“I think I’ve made it about as clear as I can that from our perspective a case like this is never closed,” Epstein said.

In an attempt to develop additional leads and examine hospital security measures, 153 hospital employees completed an eight-page questionnaire about the illnesses on Aug. 11, 2004, according to the report.

The workers were selected to fill out the survey based on their access to the west wing of the hospital’s fifth floor.

The questionnaire asked the employees point blank if they knew who injected the insulin into the intravenous drip bags or access ports. It also sought suggestions on how to conduct the investigation and offered questions to illicit information on how to improve the hospital’s control over its medication.

The survey included such questions as: “Is there anything about you and the handling of IV drip bags and/or access ports that we should know about?” and “While filling out this form what were your emotions?”

During the review, investigators uncovered several deficiencies in the hospital’s internal control over the delivery of medication, including a lack of security over the access code for each medication cart, the report states.

Investigators recommended ways of remedying the deficiencies and the hospital adopted many of them, the report shows.

Sharon Regional had no comment on the FDA report.

A lawsuit on behalf of each of the four patients that alleges medical malpractice has been filed against the hospital. Families for three of the patients claim the administration of insulin was a substantial factor in the deaths of their loved ones.

The causes of death for Joseph Noga Jr., 87, who died Aug. 7, 2004, and Walter W. Huey, 81, who died Oct. 3, 2004, are listed as cardiac arrest in their lawsuits. John C. Williams, 75, died Sept. 3, 2004, of congestive heart failure, his suit says. All three men were from Hermitage.

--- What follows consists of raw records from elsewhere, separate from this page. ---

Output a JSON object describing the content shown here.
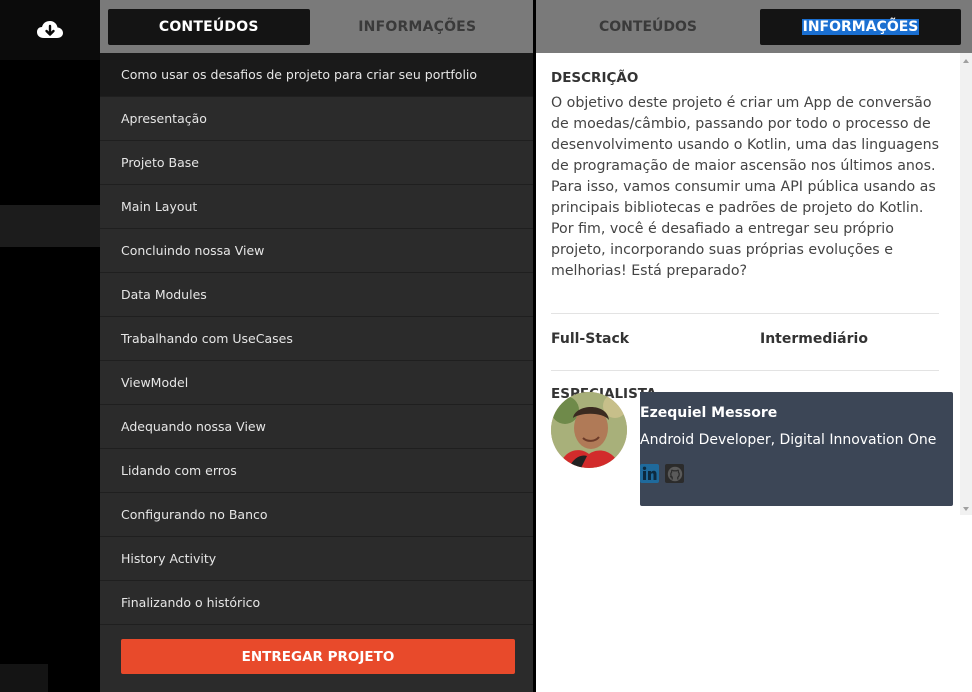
{
  "left_tabs": {
    "contents": "CONTEÚDOS",
    "info": "INFORMAÇÕES"
  },
  "right_tabs": {
    "contents": "CONTEÚDOS",
    "info": "INFORMAÇÕES"
  },
  "lessons": [
    "Como usar os desafios de projeto para criar seu portfolio",
    "Apresentação",
    "Projeto Base",
    "Main Layout",
    "Concluindo nossa View",
    "Data Modules",
    "Trabalhando com UseCases",
    "ViewModel",
    "Adequando nossa View",
    "Lidando com erros",
    "Configurando no Banco",
    "History Activity",
    "Finalizando o histórico"
  ],
  "submit_label": "ENTREGAR PROJETO",
  "description": {
    "title": "DESCRIÇÃO",
    "text": "O objetivo deste projeto é criar um App de conversão de moedas/câmbio, passando por todo o processo de desenvolvimento usando o Kotlin, uma das linguagens de programação de maior ascensão nos últimos anos. Para isso, vamos consumir uma API pública usando as principais bibliotecas e padrões de projeto do Kotlin. Por fim, você é desafiado a entregar seu próprio projeto, incorporando suas próprias evoluções e melhorias! Está preparado?"
  },
  "meta": {
    "track": "Full-Stack",
    "level": "Intermediário"
  },
  "specialist": {
    "title": "ESPECIALISTA",
    "name": "Ezequiel Messore",
    "role": "Android Developer, Digital Innovation One"
  },
  "icons": {
    "download": "cloud-download-icon",
    "linkedin": "linkedin-icon",
    "github": "github-icon"
  },
  "colors": {
    "accent": "#e84a2b",
    "tab_bar": "#7a7a7a",
    "card": "#3c4656",
    "selection": "#1a6fd1"
  }
}
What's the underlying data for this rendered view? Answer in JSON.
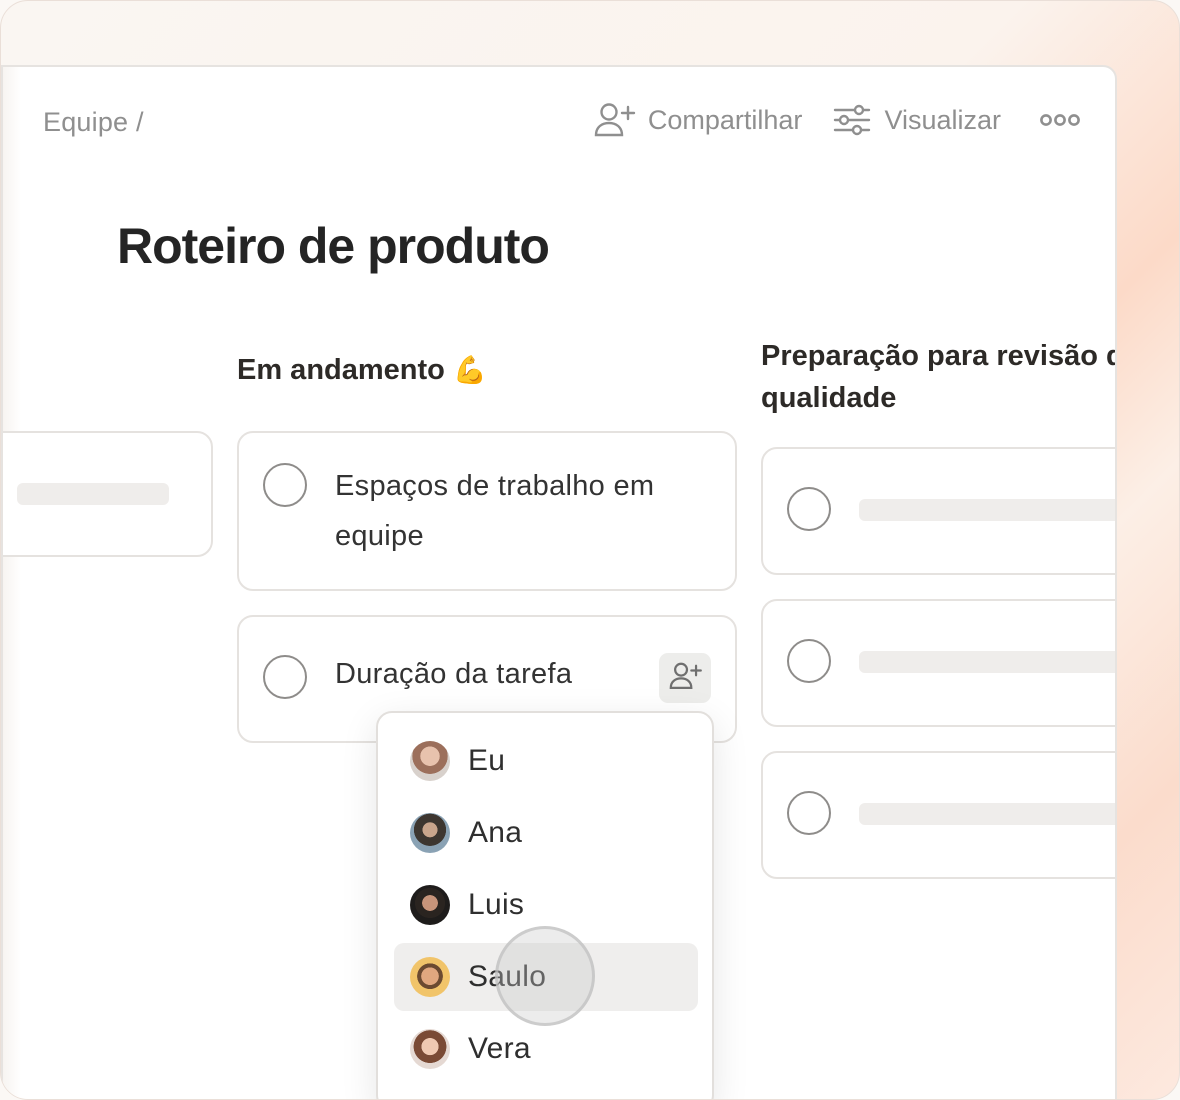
{
  "breadcrumb": "Equipe /",
  "toolbar": {
    "share_label": "Compartilhar",
    "view_label": "Visualizar"
  },
  "page_title": "Roteiro de produto",
  "columns": [
    {
      "title": "Em andamento",
      "emoji": "💪"
    },
    {
      "title_line1": "Preparação para revisão de",
      "title_line2": "qualidade"
    }
  ],
  "cards": [
    {
      "line1": "Espaços de trabalho em",
      "line2": "equipe"
    },
    {
      "text": "Duração da tarefa"
    }
  ],
  "assignees": [
    {
      "name": "Eu",
      "color": "#c99b84"
    },
    {
      "name": "Ana",
      "color": "#5d6d7a"
    },
    {
      "name": "Luis",
      "color": "#2d2a28"
    },
    {
      "name": "Saulo",
      "color": "#e9b35a",
      "highlighted": true
    },
    {
      "name": "Vera",
      "color": "#b97e63"
    }
  ],
  "colors": {
    "accent_bg": "#fcdac8",
    "muted_text": "#8f8f8f",
    "title_text": "#242424"
  }
}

The status report an investigator filed with the FDA on Dec. 3, 2004, says that two of the affected patients have since passed away. “The deaths were not directly attributed to the insulin incident,” the investigator wrote.

The fourth plaintiff, Jodi Lynn Evans, of Greenville, lived.